I guess everyone by now knows of Maurizio Cattelan’s “banana duct-taped to the wall” (a.k.a. “Comedian”).
It triggered David Datuna’s performance “Hungry artist”, countless marketing responses from all over the world, and numerous memes on the Internet. The hype will pass in a while, but as it was with Banksy’s shredding intervention at Sotheby’s auction (“Love is in the bin”), this “artwork” (quotes intentional) will enter art history as “the memory of the year 2019”. Now, this makes me wonder about several things.
To begin with, does this all mean that the art world is doomed?
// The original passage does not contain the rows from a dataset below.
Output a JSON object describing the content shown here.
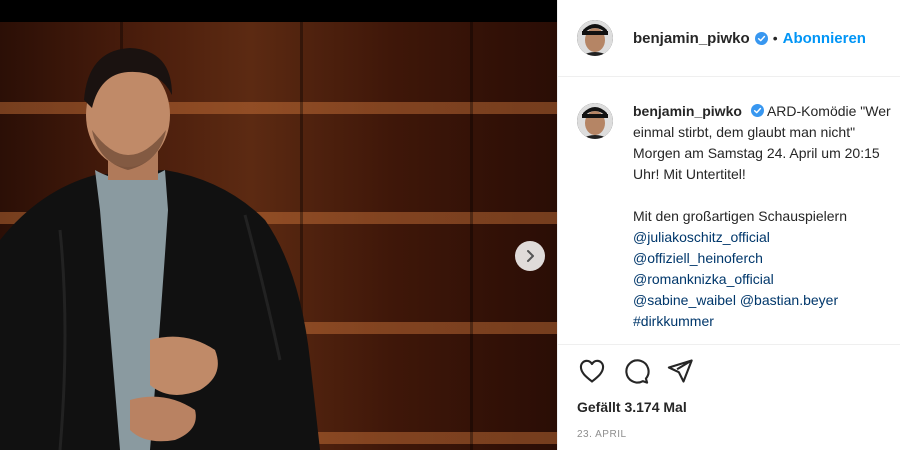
{
  "post": {
    "image_alt": "",
    "next_icon": "chevron-right-icon"
  },
  "header": {
    "username": "benjamin_piwko",
    "separator": "•",
    "follow_label": "Abonnieren"
  },
  "caption": {
    "username": "benjamin_piwko",
    "text_1": "ARD-Komödie \"Wer einmal stirbt, dem glaubt man nicht\" Morgen am Samstag 24. April um 20:15 Uhr! Mit Untertitel!",
    "text_2": "Mit den großartigen Schauspielern",
    "mentions": [
      "@juliakoschitz_official",
      "@offiziell_heinoferch",
      "@romanknizka_official"
    ],
    "mention_4": "@sabine_waibel",
    "mention_5": "@bastian.beyer",
    "hashtag": "#dirkkummer"
  },
  "actions": {
    "like_icon": "heart-icon",
    "comment_icon": "comment-icon",
    "share_icon": "share-icon"
  },
  "likes_text": "Gefällt 3.174 Mal",
  "date_text": "23. APRIL",
  "colors": {
    "link": "#00376b",
    "follow": "#0095f6",
    "verified": "#3897f0"
  }
}
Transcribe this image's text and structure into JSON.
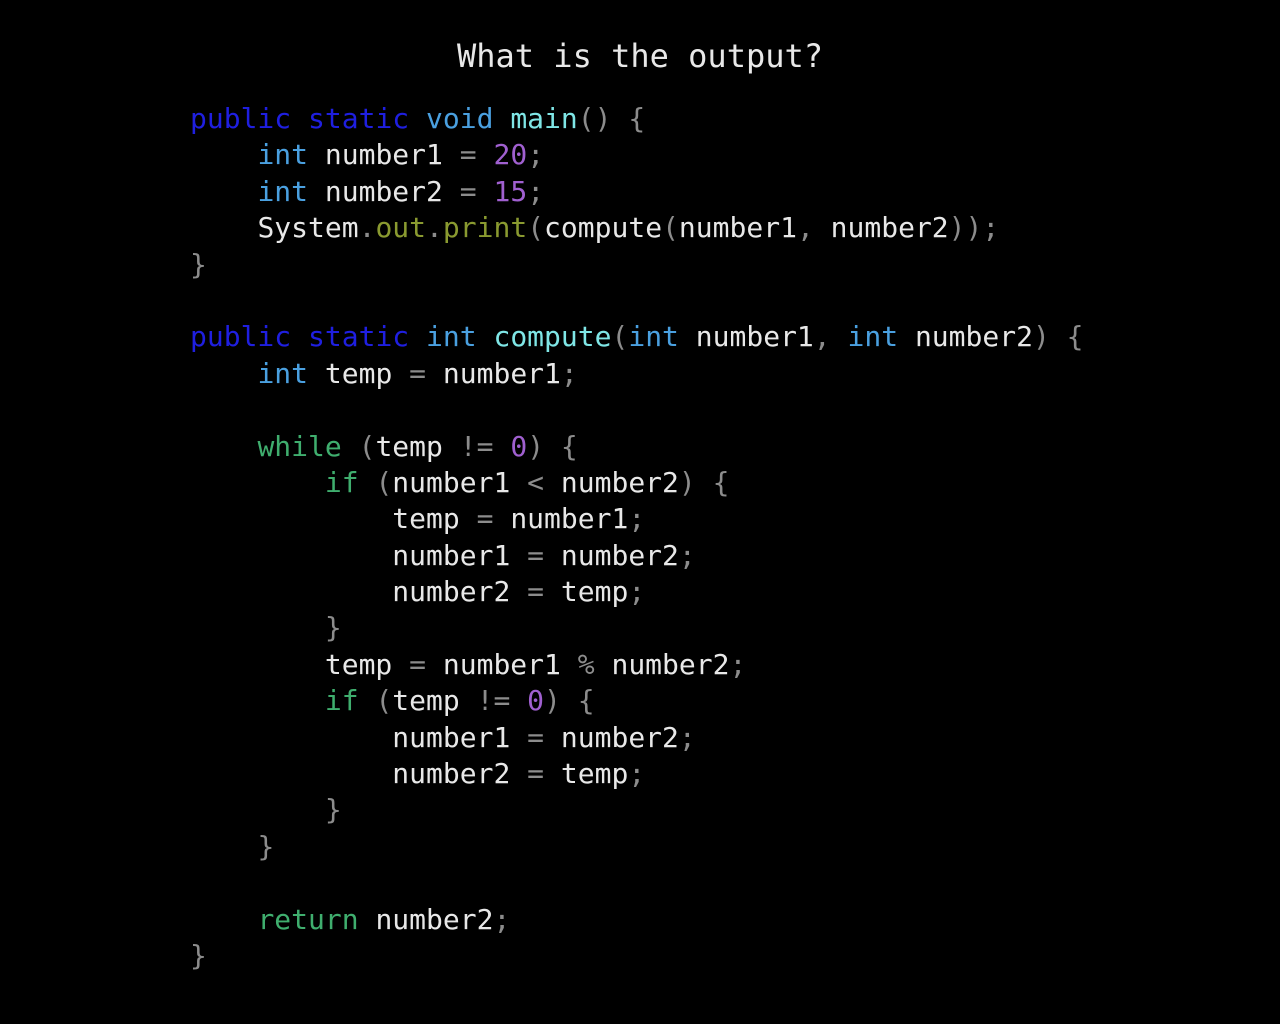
{
  "title": "What is the output?",
  "colors": {
    "background": "#000000",
    "keyword": "#1f1fe0",
    "type": "#4aa0e0",
    "function": "#7fe6e6",
    "control_flow": "#3fae6e",
    "number": "#a060d0",
    "member": "#8a9a30",
    "punctuation": "#8c8c8c",
    "identifier": "#e8e8e8"
  },
  "code_lines": [
    [
      [
        "keyword",
        "public"
      ],
      [
        "plain",
        " "
      ],
      [
        "keyword",
        "static"
      ],
      [
        "plain",
        " "
      ],
      [
        "type",
        "void"
      ],
      [
        "plain",
        " "
      ],
      [
        "func",
        "main"
      ],
      [
        "punct",
        "() {"
      ]
    ],
    [
      [
        "plain",
        "    "
      ],
      [
        "type",
        "int"
      ],
      [
        "plain",
        " "
      ],
      [
        "ident",
        "number1"
      ],
      [
        "plain",
        " "
      ],
      [
        "punct",
        "="
      ],
      [
        "plain",
        " "
      ],
      [
        "number",
        "20"
      ],
      [
        "punct",
        ";"
      ]
    ],
    [
      [
        "plain",
        "    "
      ],
      [
        "type",
        "int"
      ],
      [
        "plain",
        " "
      ],
      [
        "ident",
        "number2"
      ],
      [
        "plain",
        " "
      ],
      [
        "punct",
        "="
      ],
      [
        "plain",
        " "
      ],
      [
        "number",
        "15"
      ],
      [
        "punct",
        ";"
      ]
    ],
    [
      [
        "plain",
        "    "
      ],
      [
        "ident",
        "System"
      ],
      [
        "punct",
        "."
      ],
      [
        "member",
        "out"
      ],
      [
        "punct",
        "."
      ],
      [
        "member",
        "print"
      ],
      [
        "punct",
        "("
      ],
      [
        "ident",
        "compute"
      ],
      [
        "punct",
        "("
      ],
      [
        "ident",
        "number1"
      ],
      [
        "punct",
        ","
      ],
      [
        "plain",
        " "
      ],
      [
        "ident",
        "number2"
      ],
      [
        "punct",
        "));"
      ]
    ],
    [
      [
        "punct",
        "}"
      ]
    ],
    [],
    [
      [
        "keyword",
        "public"
      ],
      [
        "plain",
        " "
      ],
      [
        "keyword",
        "static"
      ],
      [
        "plain",
        " "
      ],
      [
        "type",
        "int"
      ],
      [
        "plain",
        " "
      ],
      [
        "func",
        "compute"
      ],
      [
        "punct",
        "("
      ],
      [
        "type",
        "int"
      ],
      [
        "plain",
        " "
      ],
      [
        "ident",
        "number1"
      ],
      [
        "punct",
        ","
      ],
      [
        "plain",
        " "
      ],
      [
        "type",
        "int"
      ],
      [
        "plain",
        " "
      ],
      [
        "ident",
        "number2"
      ],
      [
        "punct",
        ") {"
      ]
    ],
    [
      [
        "plain",
        "    "
      ],
      [
        "type",
        "int"
      ],
      [
        "plain",
        " "
      ],
      [
        "ident",
        "temp"
      ],
      [
        "plain",
        " "
      ],
      [
        "punct",
        "="
      ],
      [
        "plain",
        " "
      ],
      [
        "ident",
        "number1"
      ],
      [
        "punct",
        ";"
      ]
    ],
    [],
    [
      [
        "plain",
        "    "
      ],
      [
        "flow",
        "while"
      ],
      [
        "plain",
        " "
      ],
      [
        "punct",
        "("
      ],
      [
        "ident",
        "temp"
      ],
      [
        "plain",
        " "
      ],
      [
        "punct",
        "!="
      ],
      [
        "plain",
        " "
      ],
      [
        "number",
        "0"
      ],
      [
        "punct",
        ") {"
      ]
    ],
    [
      [
        "plain",
        "        "
      ],
      [
        "flow",
        "if"
      ],
      [
        "plain",
        " "
      ],
      [
        "punct",
        "("
      ],
      [
        "ident",
        "number1"
      ],
      [
        "plain",
        " "
      ],
      [
        "punct",
        "<"
      ],
      [
        "plain",
        " "
      ],
      [
        "ident",
        "number2"
      ],
      [
        "punct",
        ") {"
      ]
    ],
    [
      [
        "plain",
        "            "
      ],
      [
        "ident",
        "temp"
      ],
      [
        "plain",
        " "
      ],
      [
        "punct",
        "="
      ],
      [
        "plain",
        " "
      ],
      [
        "ident",
        "number1"
      ],
      [
        "punct",
        ";"
      ]
    ],
    [
      [
        "plain",
        "            "
      ],
      [
        "ident",
        "number1"
      ],
      [
        "plain",
        " "
      ],
      [
        "punct",
        "="
      ],
      [
        "plain",
        " "
      ],
      [
        "ident",
        "number2"
      ],
      [
        "punct",
        ";"
      ]
    ],
    [
      [
        "plain",
        "            "
      ],
      [
        "ident",
        "number2"
      ],
      [
        "plain",
        " "
      ],
      [
        "punct",
        "="
      ],
      [
        "plain",
        " "
      ],
      [
        "ident",
        "temp"
      ],
      [
        "punct",
        ";"
      ]
    ],
    [
      [
        "plain",
        "        "
      ],
      [
        "punct",
        "}"
      ]
    ],
    [
      [
        "plain",
        "        "
      ],
      [
        "ident",
        "temp"
      ],
      [
        "plain",
        " "
      ],
      [
        "punct",
        "="
      ],
      [
        "plain",
        " "
      ],
      [
        "ident",
        "number1"
      ],
      [
        "plain",
        " "
      ],
      [
        "punct",
        "%"
      ],
      [
        "plain",
        " "
      ],
      [
        "ident",
        "number2"
      ],
      [
        "punct",
        ";"
      ]
    ],
    [
      [
        "plain",
        "        "
      ],
      [
        "flow",
        "if"
      ],
      [
        "plain",
        " "
      ],
      [
        "punct",
        "("
      ],
      [
        "ident",
        "temp"
      ],
      [
        "plain",
        " "
      ],
      [
        "punct",
        "!="
      ],
      [
        "plain",
        " "
      ],
      [
        "number",
        "0"
      ],
      [
        "punct",
        ") {"
      ]
    ],
    [
      [
        "plain",
        "            "
      ],
      [
        "ident",
        "number1"
      ],
      [
        "plain",
        " "
      ],
      [
        "punct",
        "="
      ],
      [
        "plain",
        " "
      ],
      [
        "ident",
        "number2"
      ],
      [
        "punct",
        ";"
      ]
    ],
    [
      [
        "plain",
        "            "
      ],
      [
        "ident",
        "number2"
      ],
      [
        "plain",
        " "
      ],
      [
        "punct",
        "="
      ],
      [
        "plain",
        " "
      ],
      [
        "ident",
        "temp"
      ],
      [
        "punct",
        ";"
      ]
    ],
    [
      [
        "plain",
        "        "
      ],
      [
        "punct",
        "}"
      ]
    ],
    [
      [
        "plain",
        "    "
      ],
      [
        "punct",
        "}"
      ]
    ],
    [],
    [
      [
        "plain",
        "    "
      ],
      [
        "flow",
        "return"
      ],
      [
        "plain",
        " "
      ],
      [
        "ident",
        "number2"
      ],
      [
        "punct",
        ";"
      ]
    ],
    [
      [
        "punct",
        "}"
      ]
    ]
  ]
}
Many of the big works that everyone knows about are hype type of works. It is about being provocative, causing some sort of commotion and then fetching big buck for something, which frequently lacks both the looks and the substance. Not that it hasn’t happened before. After all, there has been Manzoni’s “Artist’s shit” in a can, Duchamp’s “Fountain” (upturned urinal), even Warhol’s “Campbell soup” cans. Outrageous? Well, something so “classic” for us nowadays as impressionist works was also once perceived as outrageous. Cubism?… Same story! But then again, cubism is not a duct-taped banana. Neither is (arguably, perhaps, yet looked in the context) even a urinal as an artwork…
While many modern artworks make me question whether I would ever consider them as such, or whether I would even notice them had there not been a plaque next to them, I am still convinced that “the banana” is not a healthy trend (despite its nutritious qualities).
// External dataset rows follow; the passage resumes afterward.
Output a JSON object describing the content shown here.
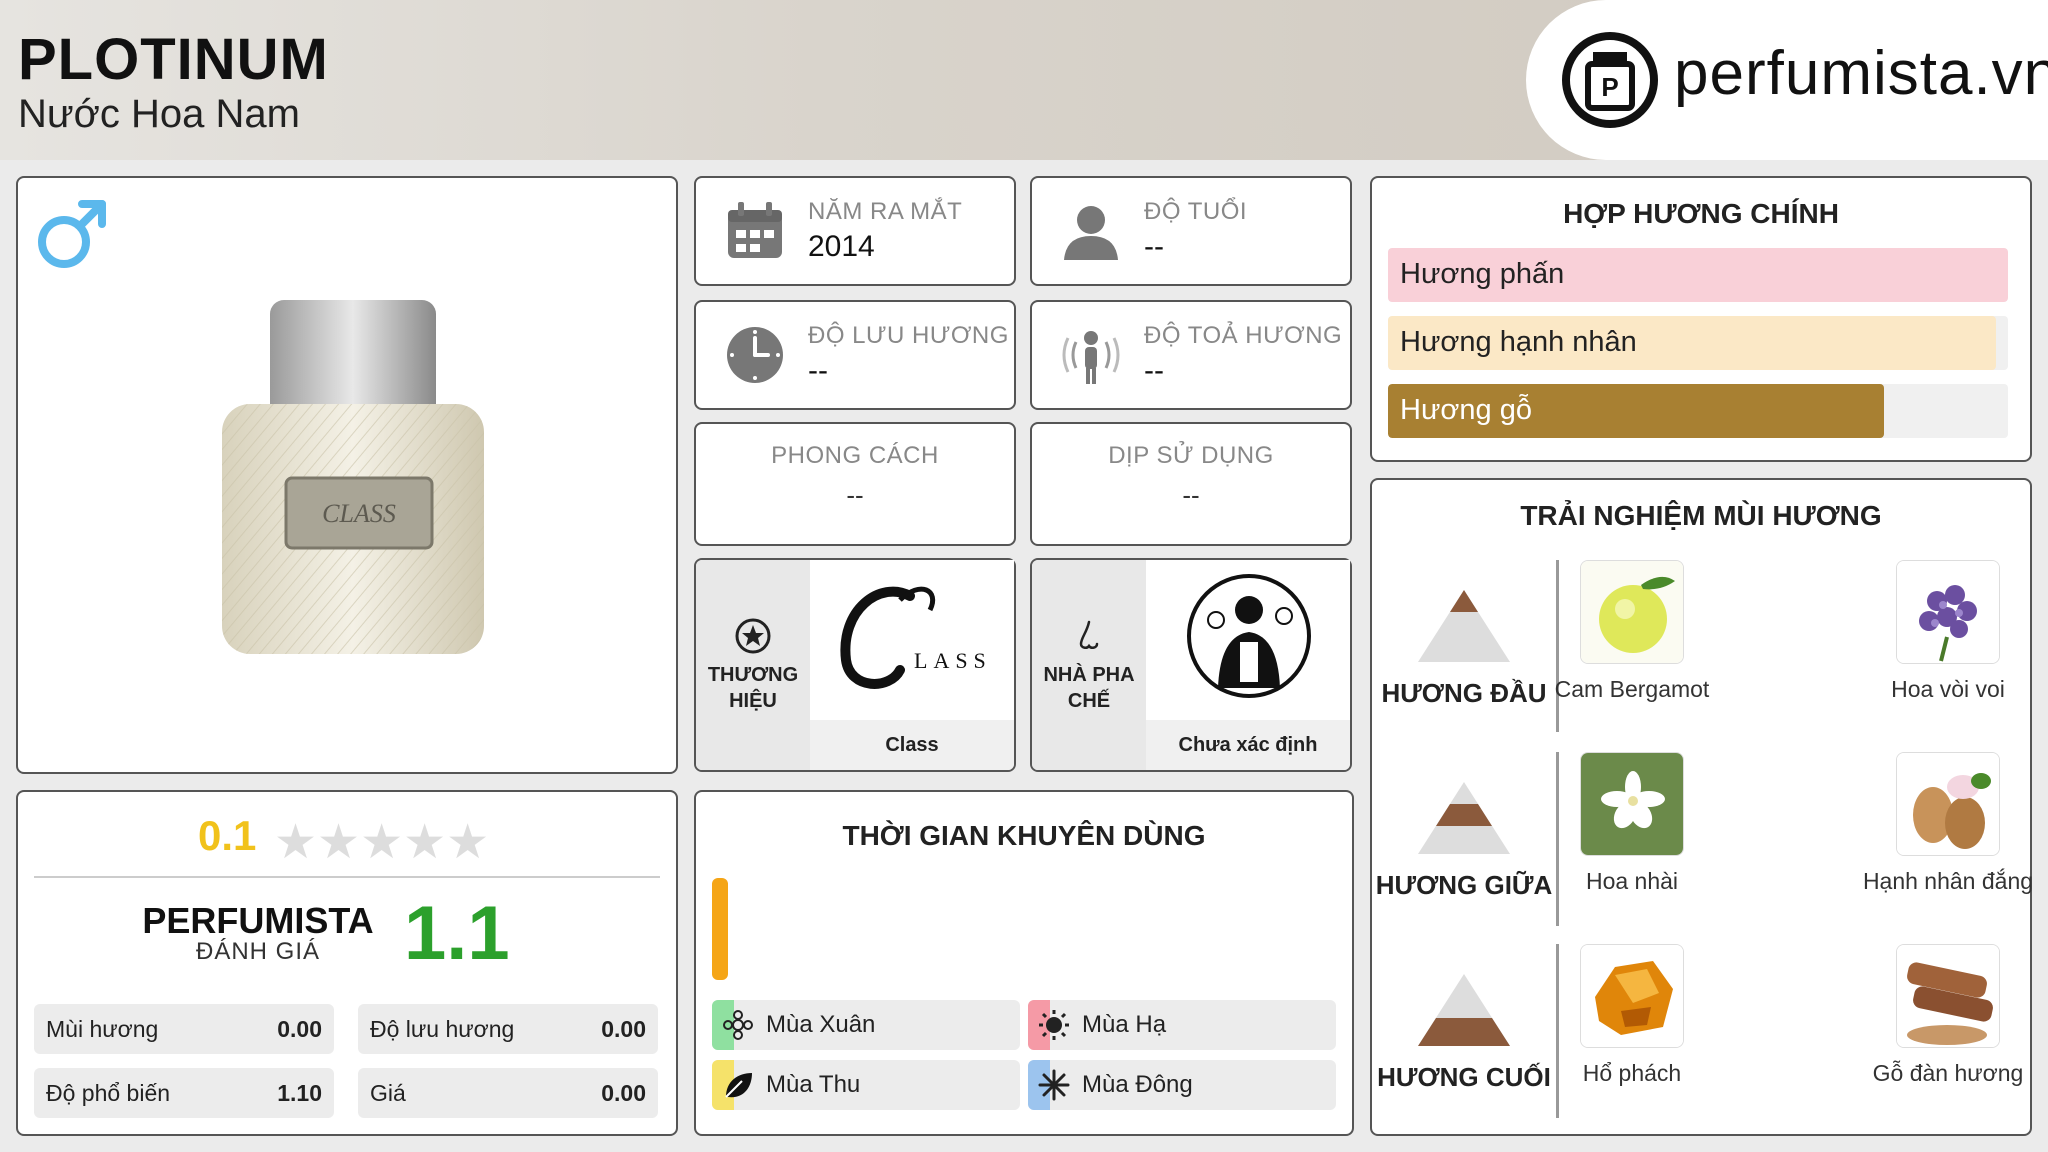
{
  "header": {
    "title": "PLOTINUM",
    "subtitle": "Nước Hoa Nam",
    "logo_text": "perfumista.vn"
  },
  "product": {
    "gender_icon": "male-symbol-icon",
    "bottle_label": "CLASS"
  },
  "info": {
    "launch_year": {
      "label": "NĂM RA MẮT",
      "value": "2014",
      "icon": "calendar-icon"
    },
    "age": {
      "label": "ĐỘ TUỔI",
      "value": "--",
      "icon": "person-icon"
    },
    "longevity": {
      "label": "ĐỘ LƯU HƯƠNG",
      "value": "--",
      "icon": "clock-icon"
    },
    "sillage": {
      "label": "ĐỘ TOẢ HƯƠNG",
      "value": "--",
      "icon": "radiating-person-icon"
    },
    "style": {
      "label": "PHONG CÁCH",
      "value": "--"
    },
    "occasion": {
      "label": "DỊP SỬ DỤNG",
      "value": "--"
    }
  },
  "brand": {
    "label": "THƯƠNG HIỆU",
    "name": "Class",
    "logo_text": "LASS"
  },
  "perfumer": {
    "label": "NHÀ PHA CHẾ",
    "name": "Chưa xác định"
  },
  "accords": {
    "title": "HỢP HƯƠNG CHÍNH",
    "items": [
      {
        "label": "Hương phấn",
        "fill": 1.0,
        "color": "#f9d0d8",
        "text_color": "#222222"
      },
      {
        "label": "Hương hạnh nhân",
        "fill": 0.98,
        "color": "#fbe8c6",
        "text_color": "#222222"
      },
      {
        "label": "Hương gỗ",
        "fill": 0.8,
        "color": "#a88032",
        "text_color": "#ffffff"
      }
    ]
  },
  "notes": {
    "title": "TRẢI NGHIỆM MÙI HƯƠNG",
    "tiers": [
      {
        "label": "HƯƠNG ĐẦU",
        "notes": [
          "Cam Bergamot",
          "Hoa vòi voi"
        ]
      },
      {
        "label": "HƯƠNG GIỮA",
        "notes": [
          "Hoa nhài",
          "Hạnh nhân đắng"
        ]
      },
      {
        "label": "HƯƠNG CUỐI",
        "notes": [
          "Hổ phách",
          "Gỗ đàn hương"
        ]
      }
    ]
  },
  "rating": {
    "user_score": "0.1",
    "stars_filled": 0.02,
    "brand": "PERFUMISTA",
    "sub": "ĐÁNH GIÁ",
    "score": "1.1",
    "metrics": [
      {
        "label": "Mùi hương",
        "value": "0.00"
      },
      {
        "label": "Độ lưu hương",
        "value": "0.00"
      },
      {
        "label": "Độ phổ biến",
        "value": "1.10"
      },
      {
        "label": "Giá",
        "value": "0.00"
      }
    ]
  },
  "seasons": {
    "title": "THỜI GIAN KHUYÊN DÙNG",
    "items": [
      {
        "label": "Mùa Xuân",
        "color": "#8fe0a0",
        "icon": "flower-icon"
      },
      {
        "label": "Mùa Hạ",
        "color": "#f59aa6",
        "icon": "sun-icon"
      },
      {
        "label": "Mùa Thu",
        "color": "#f5e26a",
        "icon": "leaf-icon"
      },
      {
        "label": "Mùa Đông",
        "color": "#9cc4ee",
        "icon": "snowflake-icon"
      }
    ]
  },
  "colors": {
    "star_gold": "#f1c21b",
    "score_green": "#2ca02c",
    "season_bar": "#f5a516"
  }
}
What is the point of putting an effort to create something, of putting thought into an art piece, when one can just “hype it out” and get away with it? Yes-yes, I know… Warhol! (“Art is everything one can get away with”) But… seriously?!
And, of course, Cattelan is known for his “funny, prankster” type of works, as some other artists also are, but… Come on!
In one of my articles for Artlaw.club I made a point that I don’t believe that the art market is in a bubble (mainly for the sake that there is no such thing as the homogenous art market; there are many segments and despite globalization, still a lot of regionality in the market for such a statement. If you care to read in more detail — here is the link to that article — https://artlaw.club/en/artfinance/is-the-art-market-bubbling-or-just-casually-simmering). However, I think, and in fact, I hope that this particular segment — “hype for the hype’s sake” — is in a bubble. Should be.
I am convinced that while the hype is certainly one of the ways how to attract the attention of a large audience unless this attention is then directed to a worthwhile cause, it does no good. Actually, it even does wrong. It is a bit like you have terrorists waving an Islam flag and the masses now associate all Muslims with terrorists. Same thing! If the hype is considered to be art — that downgrades art.
In the end, even worthy artworks will face the danger of being treated with an eyeball-roll and an “oh yeah, that art-thing” kind of an attitude.
That hurts art. Full-stop.
Another important thing here is, of course, the price. Perhaps, it is even THE main thing in the whole story. That makes me recall Banksy again and his print inscribed with a phrase: “I Can’t Believe You, Morons, Actually Buy This Shit”… People, we are talking $120,000 ($150,000 for the third edition)! To note, that’s the price not even for the “artwork”, it is basically for the certificate of authenticity, signed by Cattelan. I am perfectly aware of the prices routinely being paid in the art market, where many transactions are questionable at best. In the way things are now, it resembles a ridiculous money-throwing game the rich are playing with no added value to anything, but some egos and private bank accounts.
All in all, I just find it a pity that on one hand, as I said, art gets downgraded by such hype things, and on the other, that it is hype for the sake of hype, meaning the lost opportunity to actually bring any message whatsoever.
Now the question to ponder about is: should art be bigger than itself and be used as a vehicle of change, as a way to communicate an important message or support a cause? Or… is art just anything one can get away with?
What do you think?